For the award-winning design, Dutch architectural firm, Mecanoo, drew inspiration from the wide crowns and solid trunks of the centuries-old banyan trees at the location. The result was a continuous cave-like structure with the individual halls representing the trunks, while the open spaces underneath the canopy roof will serve as informal public spaces where the Kaohsiung residents can stroll or cycle through the complex, practise Tai Chi, mediate or just relax.
Interestingly, at that time, (the international competition was won in 2007) the architects didn’t have access to BIM, so an absurd amount of 2D drawings were created (with the help of Digital Project, Rhino and AutoCAD), about 1 000 architectural drawings, plus many others from the rest of the project team.
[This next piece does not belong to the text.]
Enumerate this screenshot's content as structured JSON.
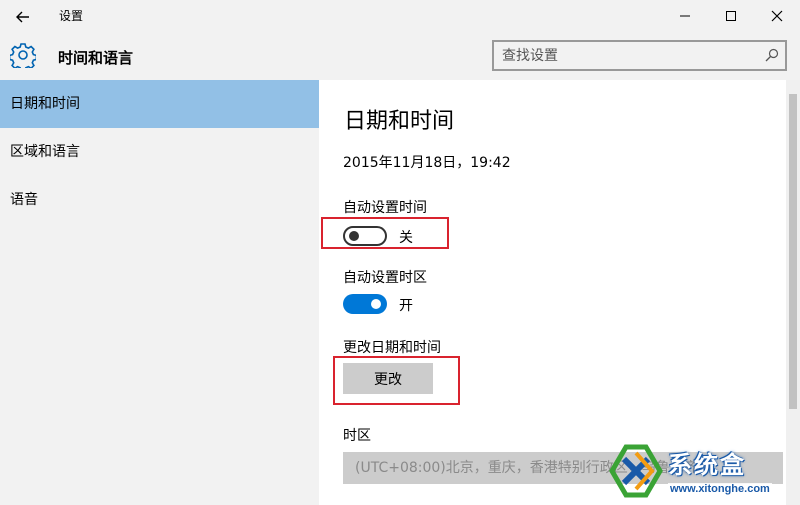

One-of-a-kind building skin
The complicated building skin was engineered in a single, continuous shape that is layered to create different levels within the building and which links the floors, walls and roofs of the complex. With absolutely zero repetition in the entire building, every square metre is shaped differently.
To create the uniquely shaped design, an impressive curved steel structure was built in cooperation between local and Dutch shipbuilders. For the cladding, the curved steel plates were cut with CNC machines in varying sizes and thicknesses, and each plate was marked with placement, location and welding information so that later it could be put together like a very big puzzle.
Since shipbuilders don’t build ships with any tolerance, these precision builders formed each individual skin plate of up to 4m by 6m big to the exact curvature with hammers (cold bending technique) and without heat. Everything was engineered to necessity, exactly as it was required for the best fit, and even when cutting the plates, the shapes were efficiently organised to minimise waste. This meticulousness won a lot of time during the installation since everything fit the first time.
Creating the ambience
Inside, the space can adapt from daytime to night-time. During the day, giant 5m by 5m sky wells let in natural light to the building, enough so that no artificial lighting is required. At night, the painted building skin acts as a projector screen with which the space can be dressed in colours or images.
As an extension of the park, the complex is accessible to the public and each hall has big windows so that passers-by can see what is going on and get used to the idea of going to the theatre, something that wasn’t previously accessible in the south of Taiwan.
Full thanks and acknowledgement are given to the PIA and Mecanoo for making it possible to write this article.
Numbers to note:
• 20 642t of rebar goes up to 50m deep.
• 800 foundation piles between 1,5m and 2,5m in diameter.
• ± 140 016m³ of concrete.
• 21 352t of steel in the main structure.
• 1 500t of steel in the building skin cover (23 000m2).
• More than 500 people work on the site daily.